There’s the older Haitian woman sold into the labor market of the U.S. as a child, who hasn’t had a visitor in 20 years.  There’s the young Latina who bumps into her mother inside the prison walls.  There’s the strong-willed Russian chef who masters the kitchen and the social hierarchy, and whose vulnerability is captured only in fleeting flashbacks.  There’s the compassionate hairdresser who recently lived as a male firefighter and struggles to maintain relationships with her family.  There’s the sassy and spirited class clown, who finds life on the outside to be harder than she thought.

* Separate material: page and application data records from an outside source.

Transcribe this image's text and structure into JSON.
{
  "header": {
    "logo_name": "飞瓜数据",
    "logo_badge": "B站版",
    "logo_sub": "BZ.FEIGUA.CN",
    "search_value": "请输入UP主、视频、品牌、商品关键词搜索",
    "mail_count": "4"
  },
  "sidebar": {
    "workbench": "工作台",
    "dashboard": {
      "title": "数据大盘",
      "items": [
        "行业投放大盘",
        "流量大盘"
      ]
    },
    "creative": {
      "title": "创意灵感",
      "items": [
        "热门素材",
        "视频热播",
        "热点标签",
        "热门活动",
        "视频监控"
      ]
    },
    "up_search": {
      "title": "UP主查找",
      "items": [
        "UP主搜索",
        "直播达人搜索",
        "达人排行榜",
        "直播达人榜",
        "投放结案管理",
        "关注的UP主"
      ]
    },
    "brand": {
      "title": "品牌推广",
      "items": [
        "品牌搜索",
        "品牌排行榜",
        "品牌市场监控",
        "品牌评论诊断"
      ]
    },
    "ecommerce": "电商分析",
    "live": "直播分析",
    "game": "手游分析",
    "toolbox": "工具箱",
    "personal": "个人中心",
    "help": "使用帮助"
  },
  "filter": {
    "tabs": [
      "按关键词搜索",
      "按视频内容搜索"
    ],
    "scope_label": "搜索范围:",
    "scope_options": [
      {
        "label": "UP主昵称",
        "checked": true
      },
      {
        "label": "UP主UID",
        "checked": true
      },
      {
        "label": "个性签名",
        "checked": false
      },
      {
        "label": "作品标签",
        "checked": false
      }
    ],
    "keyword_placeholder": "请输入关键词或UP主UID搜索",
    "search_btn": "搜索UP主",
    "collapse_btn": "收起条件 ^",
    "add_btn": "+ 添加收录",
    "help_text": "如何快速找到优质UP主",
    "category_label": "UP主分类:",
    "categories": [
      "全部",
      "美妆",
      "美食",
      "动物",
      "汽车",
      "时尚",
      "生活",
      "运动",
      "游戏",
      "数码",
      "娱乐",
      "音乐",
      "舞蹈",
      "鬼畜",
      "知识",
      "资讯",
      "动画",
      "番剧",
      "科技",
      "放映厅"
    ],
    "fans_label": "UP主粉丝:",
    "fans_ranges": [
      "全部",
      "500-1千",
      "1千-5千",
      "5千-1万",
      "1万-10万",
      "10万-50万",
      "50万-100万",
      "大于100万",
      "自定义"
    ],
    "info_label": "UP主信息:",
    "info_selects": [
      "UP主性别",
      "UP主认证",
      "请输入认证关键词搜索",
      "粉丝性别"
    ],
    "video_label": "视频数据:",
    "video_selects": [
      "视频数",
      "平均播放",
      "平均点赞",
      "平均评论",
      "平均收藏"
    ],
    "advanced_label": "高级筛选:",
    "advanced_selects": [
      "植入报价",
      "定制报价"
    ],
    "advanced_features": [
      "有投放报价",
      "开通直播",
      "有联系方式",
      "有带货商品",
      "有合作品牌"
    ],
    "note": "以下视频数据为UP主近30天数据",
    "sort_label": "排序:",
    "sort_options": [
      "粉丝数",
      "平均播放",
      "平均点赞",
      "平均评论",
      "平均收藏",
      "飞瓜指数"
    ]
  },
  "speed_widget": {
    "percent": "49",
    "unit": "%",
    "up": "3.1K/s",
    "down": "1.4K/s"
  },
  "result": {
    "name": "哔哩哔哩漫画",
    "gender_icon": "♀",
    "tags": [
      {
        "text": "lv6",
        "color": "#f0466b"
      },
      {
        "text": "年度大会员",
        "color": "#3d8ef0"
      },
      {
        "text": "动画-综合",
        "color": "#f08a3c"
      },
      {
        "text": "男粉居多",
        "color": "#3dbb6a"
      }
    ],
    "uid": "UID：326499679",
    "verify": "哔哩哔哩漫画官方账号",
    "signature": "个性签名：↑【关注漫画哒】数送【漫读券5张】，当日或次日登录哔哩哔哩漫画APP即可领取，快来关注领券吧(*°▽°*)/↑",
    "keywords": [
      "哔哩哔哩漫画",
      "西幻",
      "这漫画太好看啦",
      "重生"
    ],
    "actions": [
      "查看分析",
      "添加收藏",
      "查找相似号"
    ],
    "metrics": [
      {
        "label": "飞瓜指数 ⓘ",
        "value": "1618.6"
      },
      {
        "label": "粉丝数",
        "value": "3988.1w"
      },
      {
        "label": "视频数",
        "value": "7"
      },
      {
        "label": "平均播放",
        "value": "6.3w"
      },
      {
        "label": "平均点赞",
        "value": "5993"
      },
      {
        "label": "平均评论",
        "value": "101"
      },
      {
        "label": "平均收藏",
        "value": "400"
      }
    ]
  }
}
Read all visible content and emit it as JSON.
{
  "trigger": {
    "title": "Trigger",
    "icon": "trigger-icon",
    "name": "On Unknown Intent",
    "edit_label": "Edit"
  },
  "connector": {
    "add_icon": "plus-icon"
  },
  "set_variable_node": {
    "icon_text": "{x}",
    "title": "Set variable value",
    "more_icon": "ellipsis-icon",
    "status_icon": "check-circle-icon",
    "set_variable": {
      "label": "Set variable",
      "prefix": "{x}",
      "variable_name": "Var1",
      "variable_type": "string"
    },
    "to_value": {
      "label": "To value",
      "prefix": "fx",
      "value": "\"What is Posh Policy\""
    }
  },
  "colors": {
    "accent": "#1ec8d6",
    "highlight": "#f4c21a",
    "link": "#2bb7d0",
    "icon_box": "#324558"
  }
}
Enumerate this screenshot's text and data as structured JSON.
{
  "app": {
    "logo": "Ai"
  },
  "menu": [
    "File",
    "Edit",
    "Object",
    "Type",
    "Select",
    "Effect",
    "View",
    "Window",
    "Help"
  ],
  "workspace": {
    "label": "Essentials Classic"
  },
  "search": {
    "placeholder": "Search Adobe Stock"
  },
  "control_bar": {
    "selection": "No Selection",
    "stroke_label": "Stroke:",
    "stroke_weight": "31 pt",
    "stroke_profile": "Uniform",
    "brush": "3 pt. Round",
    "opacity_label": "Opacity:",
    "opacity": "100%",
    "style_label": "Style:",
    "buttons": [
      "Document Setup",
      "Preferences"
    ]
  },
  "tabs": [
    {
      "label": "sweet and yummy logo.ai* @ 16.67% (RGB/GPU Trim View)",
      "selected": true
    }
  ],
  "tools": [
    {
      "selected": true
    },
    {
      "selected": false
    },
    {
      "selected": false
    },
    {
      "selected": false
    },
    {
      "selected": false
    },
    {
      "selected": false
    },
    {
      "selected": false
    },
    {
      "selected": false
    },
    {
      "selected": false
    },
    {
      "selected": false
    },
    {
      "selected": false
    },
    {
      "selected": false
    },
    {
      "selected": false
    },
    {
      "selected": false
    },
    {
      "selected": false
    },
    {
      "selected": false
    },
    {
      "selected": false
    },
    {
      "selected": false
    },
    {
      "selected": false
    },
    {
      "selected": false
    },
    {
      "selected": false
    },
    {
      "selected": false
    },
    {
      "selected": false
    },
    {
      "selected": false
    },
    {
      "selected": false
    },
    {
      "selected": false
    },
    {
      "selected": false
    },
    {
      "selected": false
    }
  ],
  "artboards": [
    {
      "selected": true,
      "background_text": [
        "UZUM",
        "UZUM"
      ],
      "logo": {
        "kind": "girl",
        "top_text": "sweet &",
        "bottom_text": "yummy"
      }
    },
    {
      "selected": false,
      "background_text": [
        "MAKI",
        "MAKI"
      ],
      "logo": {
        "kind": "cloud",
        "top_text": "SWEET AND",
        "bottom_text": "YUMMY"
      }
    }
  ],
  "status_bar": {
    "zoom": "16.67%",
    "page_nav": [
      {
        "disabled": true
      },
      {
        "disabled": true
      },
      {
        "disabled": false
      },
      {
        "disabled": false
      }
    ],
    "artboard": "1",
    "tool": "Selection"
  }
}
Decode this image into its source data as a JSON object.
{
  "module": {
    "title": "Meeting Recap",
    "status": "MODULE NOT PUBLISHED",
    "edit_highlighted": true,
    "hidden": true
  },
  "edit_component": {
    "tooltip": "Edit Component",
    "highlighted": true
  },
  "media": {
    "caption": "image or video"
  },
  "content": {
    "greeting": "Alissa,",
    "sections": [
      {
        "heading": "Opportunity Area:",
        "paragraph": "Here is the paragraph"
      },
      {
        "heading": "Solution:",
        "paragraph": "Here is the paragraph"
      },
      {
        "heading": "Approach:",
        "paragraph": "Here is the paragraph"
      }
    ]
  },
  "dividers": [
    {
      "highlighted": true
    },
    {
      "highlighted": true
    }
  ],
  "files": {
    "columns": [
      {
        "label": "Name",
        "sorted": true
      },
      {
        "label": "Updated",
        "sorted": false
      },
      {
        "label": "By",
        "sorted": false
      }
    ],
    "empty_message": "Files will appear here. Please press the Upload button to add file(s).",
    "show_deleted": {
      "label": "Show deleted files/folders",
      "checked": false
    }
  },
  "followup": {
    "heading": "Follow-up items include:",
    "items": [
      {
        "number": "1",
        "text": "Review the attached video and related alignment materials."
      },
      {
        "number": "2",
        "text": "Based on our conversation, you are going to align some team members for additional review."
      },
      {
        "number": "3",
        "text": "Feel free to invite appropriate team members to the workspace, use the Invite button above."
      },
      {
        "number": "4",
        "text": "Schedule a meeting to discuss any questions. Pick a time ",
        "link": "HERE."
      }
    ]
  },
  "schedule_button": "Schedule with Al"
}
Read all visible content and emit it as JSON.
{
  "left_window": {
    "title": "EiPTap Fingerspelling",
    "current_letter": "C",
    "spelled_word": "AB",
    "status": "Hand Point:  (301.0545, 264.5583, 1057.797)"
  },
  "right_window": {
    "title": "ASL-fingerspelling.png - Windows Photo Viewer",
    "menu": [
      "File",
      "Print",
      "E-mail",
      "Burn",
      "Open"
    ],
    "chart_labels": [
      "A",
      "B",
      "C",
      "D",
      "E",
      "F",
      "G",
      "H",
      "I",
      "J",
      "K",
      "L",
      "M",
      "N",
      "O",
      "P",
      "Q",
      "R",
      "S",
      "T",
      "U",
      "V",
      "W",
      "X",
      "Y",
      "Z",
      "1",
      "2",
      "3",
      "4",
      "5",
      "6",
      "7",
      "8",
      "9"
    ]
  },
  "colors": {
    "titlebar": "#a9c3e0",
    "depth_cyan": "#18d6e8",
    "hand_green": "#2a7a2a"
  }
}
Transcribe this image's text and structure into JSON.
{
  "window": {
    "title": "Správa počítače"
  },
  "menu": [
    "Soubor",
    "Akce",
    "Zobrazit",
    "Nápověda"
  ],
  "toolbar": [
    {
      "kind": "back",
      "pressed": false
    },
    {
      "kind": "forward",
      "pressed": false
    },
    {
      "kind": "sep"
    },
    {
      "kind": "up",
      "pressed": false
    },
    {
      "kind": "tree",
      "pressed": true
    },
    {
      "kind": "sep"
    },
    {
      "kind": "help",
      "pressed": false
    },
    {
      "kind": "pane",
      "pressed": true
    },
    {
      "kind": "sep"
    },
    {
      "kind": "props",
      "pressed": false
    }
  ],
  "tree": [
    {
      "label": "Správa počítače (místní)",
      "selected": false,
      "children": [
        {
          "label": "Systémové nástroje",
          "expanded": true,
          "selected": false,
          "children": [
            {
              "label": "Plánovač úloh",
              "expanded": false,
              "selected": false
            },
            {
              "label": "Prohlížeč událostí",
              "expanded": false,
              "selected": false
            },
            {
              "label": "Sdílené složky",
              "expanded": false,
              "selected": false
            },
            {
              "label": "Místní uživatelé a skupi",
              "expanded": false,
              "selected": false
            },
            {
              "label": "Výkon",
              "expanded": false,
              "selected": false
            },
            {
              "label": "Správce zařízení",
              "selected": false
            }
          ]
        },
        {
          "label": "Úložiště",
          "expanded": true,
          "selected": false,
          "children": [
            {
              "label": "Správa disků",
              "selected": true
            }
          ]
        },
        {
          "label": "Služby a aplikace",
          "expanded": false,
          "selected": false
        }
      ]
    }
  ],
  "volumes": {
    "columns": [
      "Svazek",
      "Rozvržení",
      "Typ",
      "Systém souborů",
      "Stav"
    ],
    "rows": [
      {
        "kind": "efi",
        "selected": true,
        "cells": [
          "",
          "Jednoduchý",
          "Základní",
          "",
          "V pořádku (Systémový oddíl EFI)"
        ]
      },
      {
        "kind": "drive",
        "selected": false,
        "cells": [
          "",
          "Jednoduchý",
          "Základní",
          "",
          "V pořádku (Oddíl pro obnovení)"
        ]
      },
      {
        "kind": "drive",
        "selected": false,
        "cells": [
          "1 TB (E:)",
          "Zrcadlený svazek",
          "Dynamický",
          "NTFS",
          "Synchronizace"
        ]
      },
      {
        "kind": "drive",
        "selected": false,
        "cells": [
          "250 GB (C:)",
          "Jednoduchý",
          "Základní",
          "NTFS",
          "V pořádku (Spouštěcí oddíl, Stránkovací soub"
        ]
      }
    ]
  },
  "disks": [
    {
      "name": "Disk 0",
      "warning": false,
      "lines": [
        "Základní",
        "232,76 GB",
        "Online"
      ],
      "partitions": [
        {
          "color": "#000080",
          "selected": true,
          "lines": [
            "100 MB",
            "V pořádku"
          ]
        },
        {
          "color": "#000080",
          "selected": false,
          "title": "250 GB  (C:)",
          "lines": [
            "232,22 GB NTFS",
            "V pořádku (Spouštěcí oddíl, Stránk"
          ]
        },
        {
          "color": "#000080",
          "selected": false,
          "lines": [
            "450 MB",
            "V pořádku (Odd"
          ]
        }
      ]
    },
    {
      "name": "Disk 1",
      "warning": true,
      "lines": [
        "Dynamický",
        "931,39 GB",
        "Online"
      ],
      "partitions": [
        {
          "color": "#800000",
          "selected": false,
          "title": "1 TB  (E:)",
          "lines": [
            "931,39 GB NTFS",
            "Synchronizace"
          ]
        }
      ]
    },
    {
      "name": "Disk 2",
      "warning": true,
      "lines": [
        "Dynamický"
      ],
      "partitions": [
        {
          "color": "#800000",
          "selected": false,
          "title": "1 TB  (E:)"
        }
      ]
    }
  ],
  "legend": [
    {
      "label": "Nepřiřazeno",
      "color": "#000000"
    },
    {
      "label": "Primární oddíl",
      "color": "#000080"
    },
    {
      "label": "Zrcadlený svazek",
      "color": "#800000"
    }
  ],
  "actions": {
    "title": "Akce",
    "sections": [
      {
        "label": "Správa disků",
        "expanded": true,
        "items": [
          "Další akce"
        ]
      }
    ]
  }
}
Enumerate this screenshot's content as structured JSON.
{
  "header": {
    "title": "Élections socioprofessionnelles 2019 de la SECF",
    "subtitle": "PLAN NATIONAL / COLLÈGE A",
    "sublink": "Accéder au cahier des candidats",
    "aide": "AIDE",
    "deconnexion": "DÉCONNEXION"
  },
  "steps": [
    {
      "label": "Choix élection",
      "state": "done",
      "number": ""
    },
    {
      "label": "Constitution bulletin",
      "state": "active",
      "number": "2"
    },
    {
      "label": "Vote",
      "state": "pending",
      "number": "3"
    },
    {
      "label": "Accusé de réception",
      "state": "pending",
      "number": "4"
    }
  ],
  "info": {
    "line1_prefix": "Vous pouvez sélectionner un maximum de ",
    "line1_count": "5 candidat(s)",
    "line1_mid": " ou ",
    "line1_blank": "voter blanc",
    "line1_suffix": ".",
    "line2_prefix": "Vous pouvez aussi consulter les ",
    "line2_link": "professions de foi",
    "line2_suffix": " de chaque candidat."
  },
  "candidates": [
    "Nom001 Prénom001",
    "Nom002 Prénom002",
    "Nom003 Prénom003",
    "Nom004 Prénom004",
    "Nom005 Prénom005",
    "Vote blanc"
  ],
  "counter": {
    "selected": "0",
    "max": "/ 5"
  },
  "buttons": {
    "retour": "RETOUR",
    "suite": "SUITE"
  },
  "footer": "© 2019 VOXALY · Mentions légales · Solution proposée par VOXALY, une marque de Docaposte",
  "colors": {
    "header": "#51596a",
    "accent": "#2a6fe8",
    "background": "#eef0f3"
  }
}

Granted, convicted criminals may not be the role models we hold in esteem for the next generation of girls.  But that doesn’t mean Orange shouldn’t play a part in media conversations with young adults.  This series is important to our current cultural dialogue for two reasons.  One, it humanizes the inmates as people first, criminals second.  It underscores the life-altering impact of one bad decision, or series of bad decisions for a woman who might be you or me.  Orange also highlights the rich, diverse experiences of women through all walks of life; not just behind bars.
We already know that the representation of women, especially women of color and LGBT women, is vastly outnumbered by the white, male perspective in the media.  To ensure meaningful participation in the bigger, cultural conversation, a wider range of voices must be heard in the dialogue.  We can only hope that three-dimensional female experiences will continue to spread through mainstream media.

Catherine Bailey is a long-time supporter of Strong Women, Strong Girls and served as a leadership coach in SWSG’s Strong Leaders program. She currently works for a women’s advocacy organization in Connecticut.
(Click here for image source)